Consolidation among health insurers is creating near-monopolies in
virtually all reaches of the United States, according to a study released Monday.
Data from the American Medical Association show that in each of 43
states, a handful of top insurers have gained such a stronghold that their markets
are considered "highly concentrated" under U.S. Department of Justice
guidelines, often far exceeding the thresholds that trigger antitrust concerns.
The study also shows that in 166 of 294 metropolitan areas, or 56 percent,
a single insurer controls more than half the business in health maintenance
organization and preferred provider networks underwriting.
"This problem is widespread across the country, and it needs to be looked
at," said Jim Rohack, an AMA trustee and physician in Temple, Texas. "The
choices that patients have now are more difficult."
The AMA study cited a Justice Department benchmark in citing antitrust concerns,
the Herfindahl-Hirschman Index, or HHI. A score above 1,000 shows "moderate"
concentration. Those scoring above 1,800 yield a "high" concentration.
Figures show that 95 percent of the 294 HMO/PPO metropolitan markets studied
were above 1,800. Raise that HHI bar even higher to 3,000, and 67 percent rise
The AMA study is the latest piece of evidence — and most comprehensive
to date — showing the market power of a few companies, and a large number
of regional nonprofit Blue Cross operations, is formidable and growing. And
it comes as premiums continue to grow at near double-digit percentage rates.
Critics say that carriers are not only creating monopolies and oligopolies
in many regions, they also control the other side of the equation in what is
known as monopsony power. That means in addition to having the most enrollees,
they're also the biggest purchasers of health care and can dictate prices and
It also makes it harder for new carriers to emerge, as pricing already has
been set by the dominant carrier.
That's particularly true in North Dakota, where the state's Blue Cross Blue
Shield provider has, by various estimates, a roughly 90 percent share of the
market, said Insurance Commissioner Jim Poolman. New carriers would have to
pay more to health-care providers and charge less to policyholders to gain a
In North Dakota, there isn't much incentive for that, he added.
"It's difficult in a market of 640,000 people to write new insurance policies,"
The AMA says there have been more than 400 mergers among health-care insurers
in the past decade. As they've consolidated and presumably eliminated duplicative
functions, they're not passing the savings in personnel and administrative costs
on to consumers. Rate increases, though slowing, are higher than ever and growing
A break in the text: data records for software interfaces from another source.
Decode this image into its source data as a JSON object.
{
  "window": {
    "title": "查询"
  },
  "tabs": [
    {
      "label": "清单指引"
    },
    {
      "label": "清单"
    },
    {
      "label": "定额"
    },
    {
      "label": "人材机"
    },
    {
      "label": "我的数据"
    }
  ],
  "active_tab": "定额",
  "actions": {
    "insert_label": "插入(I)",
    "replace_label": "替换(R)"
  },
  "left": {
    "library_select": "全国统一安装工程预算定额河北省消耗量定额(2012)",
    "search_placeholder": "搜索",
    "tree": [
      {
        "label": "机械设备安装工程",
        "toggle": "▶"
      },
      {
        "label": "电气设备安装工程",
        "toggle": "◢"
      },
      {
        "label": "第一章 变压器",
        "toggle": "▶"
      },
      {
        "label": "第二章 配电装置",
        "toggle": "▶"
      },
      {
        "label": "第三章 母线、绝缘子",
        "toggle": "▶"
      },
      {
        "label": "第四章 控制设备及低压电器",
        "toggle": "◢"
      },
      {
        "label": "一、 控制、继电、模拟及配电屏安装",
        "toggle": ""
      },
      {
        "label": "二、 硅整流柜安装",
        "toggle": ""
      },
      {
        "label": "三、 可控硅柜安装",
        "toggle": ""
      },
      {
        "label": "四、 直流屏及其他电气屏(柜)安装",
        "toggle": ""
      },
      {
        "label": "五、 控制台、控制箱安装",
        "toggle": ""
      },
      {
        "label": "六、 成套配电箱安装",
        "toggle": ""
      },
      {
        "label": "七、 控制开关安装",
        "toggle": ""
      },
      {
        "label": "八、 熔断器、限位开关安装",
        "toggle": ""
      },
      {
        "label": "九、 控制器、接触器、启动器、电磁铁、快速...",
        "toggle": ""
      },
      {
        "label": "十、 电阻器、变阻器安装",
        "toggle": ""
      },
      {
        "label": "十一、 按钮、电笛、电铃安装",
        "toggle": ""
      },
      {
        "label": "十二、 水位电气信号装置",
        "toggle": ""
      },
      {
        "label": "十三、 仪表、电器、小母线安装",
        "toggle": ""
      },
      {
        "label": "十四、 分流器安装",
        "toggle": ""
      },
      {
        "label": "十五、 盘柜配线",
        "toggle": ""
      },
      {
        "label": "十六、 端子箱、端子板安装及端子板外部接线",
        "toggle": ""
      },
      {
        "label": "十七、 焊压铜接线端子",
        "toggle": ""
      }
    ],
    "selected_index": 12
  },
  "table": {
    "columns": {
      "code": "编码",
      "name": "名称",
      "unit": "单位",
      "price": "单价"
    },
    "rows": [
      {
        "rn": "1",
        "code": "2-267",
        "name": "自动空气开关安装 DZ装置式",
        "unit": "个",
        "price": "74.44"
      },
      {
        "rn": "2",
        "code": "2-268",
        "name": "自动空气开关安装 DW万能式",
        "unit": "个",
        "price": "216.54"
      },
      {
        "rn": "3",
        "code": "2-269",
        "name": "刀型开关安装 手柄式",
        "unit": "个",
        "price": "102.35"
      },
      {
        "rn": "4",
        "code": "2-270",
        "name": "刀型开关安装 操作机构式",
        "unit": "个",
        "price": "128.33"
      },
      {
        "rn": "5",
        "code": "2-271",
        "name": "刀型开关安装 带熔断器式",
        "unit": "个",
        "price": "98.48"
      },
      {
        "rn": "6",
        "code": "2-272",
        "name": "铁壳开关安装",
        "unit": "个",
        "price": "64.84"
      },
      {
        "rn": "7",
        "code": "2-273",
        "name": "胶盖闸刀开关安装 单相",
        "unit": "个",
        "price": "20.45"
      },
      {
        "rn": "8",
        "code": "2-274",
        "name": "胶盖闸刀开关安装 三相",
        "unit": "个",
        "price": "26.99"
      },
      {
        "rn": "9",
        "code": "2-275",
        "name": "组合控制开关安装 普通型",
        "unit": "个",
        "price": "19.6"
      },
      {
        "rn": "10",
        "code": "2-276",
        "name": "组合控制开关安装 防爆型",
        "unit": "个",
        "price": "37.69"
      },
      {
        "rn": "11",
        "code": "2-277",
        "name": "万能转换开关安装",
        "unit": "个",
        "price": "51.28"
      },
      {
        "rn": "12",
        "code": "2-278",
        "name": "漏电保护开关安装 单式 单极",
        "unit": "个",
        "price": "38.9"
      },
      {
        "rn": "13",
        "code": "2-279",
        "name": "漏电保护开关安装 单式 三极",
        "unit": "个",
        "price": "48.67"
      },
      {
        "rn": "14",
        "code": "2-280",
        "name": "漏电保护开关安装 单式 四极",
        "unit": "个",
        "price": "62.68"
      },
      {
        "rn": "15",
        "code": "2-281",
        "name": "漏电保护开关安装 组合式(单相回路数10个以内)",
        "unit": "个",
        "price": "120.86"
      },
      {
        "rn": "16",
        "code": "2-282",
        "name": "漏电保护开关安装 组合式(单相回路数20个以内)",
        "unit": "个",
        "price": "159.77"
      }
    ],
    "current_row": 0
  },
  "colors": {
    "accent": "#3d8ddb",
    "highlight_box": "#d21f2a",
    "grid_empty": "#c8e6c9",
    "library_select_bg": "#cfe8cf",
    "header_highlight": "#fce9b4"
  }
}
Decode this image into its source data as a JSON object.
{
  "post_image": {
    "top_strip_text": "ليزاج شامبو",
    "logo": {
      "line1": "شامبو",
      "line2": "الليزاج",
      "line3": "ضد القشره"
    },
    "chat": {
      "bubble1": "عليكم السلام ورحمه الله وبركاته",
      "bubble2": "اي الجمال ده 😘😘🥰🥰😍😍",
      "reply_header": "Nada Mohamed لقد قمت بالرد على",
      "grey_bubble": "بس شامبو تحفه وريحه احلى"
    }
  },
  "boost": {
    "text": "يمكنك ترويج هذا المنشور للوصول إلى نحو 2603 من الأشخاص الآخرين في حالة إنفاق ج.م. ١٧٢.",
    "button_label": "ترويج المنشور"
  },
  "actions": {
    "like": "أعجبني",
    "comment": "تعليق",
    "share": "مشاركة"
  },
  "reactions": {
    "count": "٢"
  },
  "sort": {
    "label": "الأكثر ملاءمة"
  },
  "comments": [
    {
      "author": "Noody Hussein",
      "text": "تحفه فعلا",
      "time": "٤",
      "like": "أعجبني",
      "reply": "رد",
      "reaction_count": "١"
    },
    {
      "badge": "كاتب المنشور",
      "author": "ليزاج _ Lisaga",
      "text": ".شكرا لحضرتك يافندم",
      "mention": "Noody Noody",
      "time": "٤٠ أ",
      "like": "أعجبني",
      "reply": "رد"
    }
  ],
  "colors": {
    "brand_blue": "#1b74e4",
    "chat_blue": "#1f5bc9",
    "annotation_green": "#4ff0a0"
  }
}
at a near double-digit pace.
Studies by the Kaiser Family Foundation show double-digit premium hikes from
2001 to 2004 — peaking with a 13.9 percent jump in 2003 — soared
well above inflation and wages. Those categories have risen at rates less than
a half to less than one-fifth that of insurance premiums, Kaiser says.
Last year, the string of double-digit jumps was broken, but was close to that
level with a 9.2 percent increase, the Kaiser study said. The foundation is
not affiliated with the nonprofit HMO of the same name.
Some health insurance analysts have said the recent uptick in premiums is part
of an "underwriting cycle," in which carriers go through a period
of boosting profits, and then ease up on premium increases for several years.
But Gary Claxton, vice president at the Kaiser Family Foundation, contends
fewer insurers mean the need for underwriting cycles has diminished, and it's
likely that carriers will settle on the high side when it comes to premium increases.
"They won't get down to cost," he said. "They see it as their
collective right not to cut prices too much."
David Colby, chief financial officer for WellPoint Inc., the nation's largest
carrier, disagreed. He said medical cost increases have forced his company to
hike premiums. He added that the percentage his company spends on actual medical
care has remained constant in recent years.
"Our premiums are pretty much tracking what medical costs are doing,"
The AMA says it has taken up this antitrust issue with the Department of Justice,
but says it has run into roadblocks with regulators. AMA officials say regulators
seem uninterested, even though government officials are more than willing to
target doctors' groups and hospitals on antitrust matters.
Justice Department officials did not respond to requests for comment.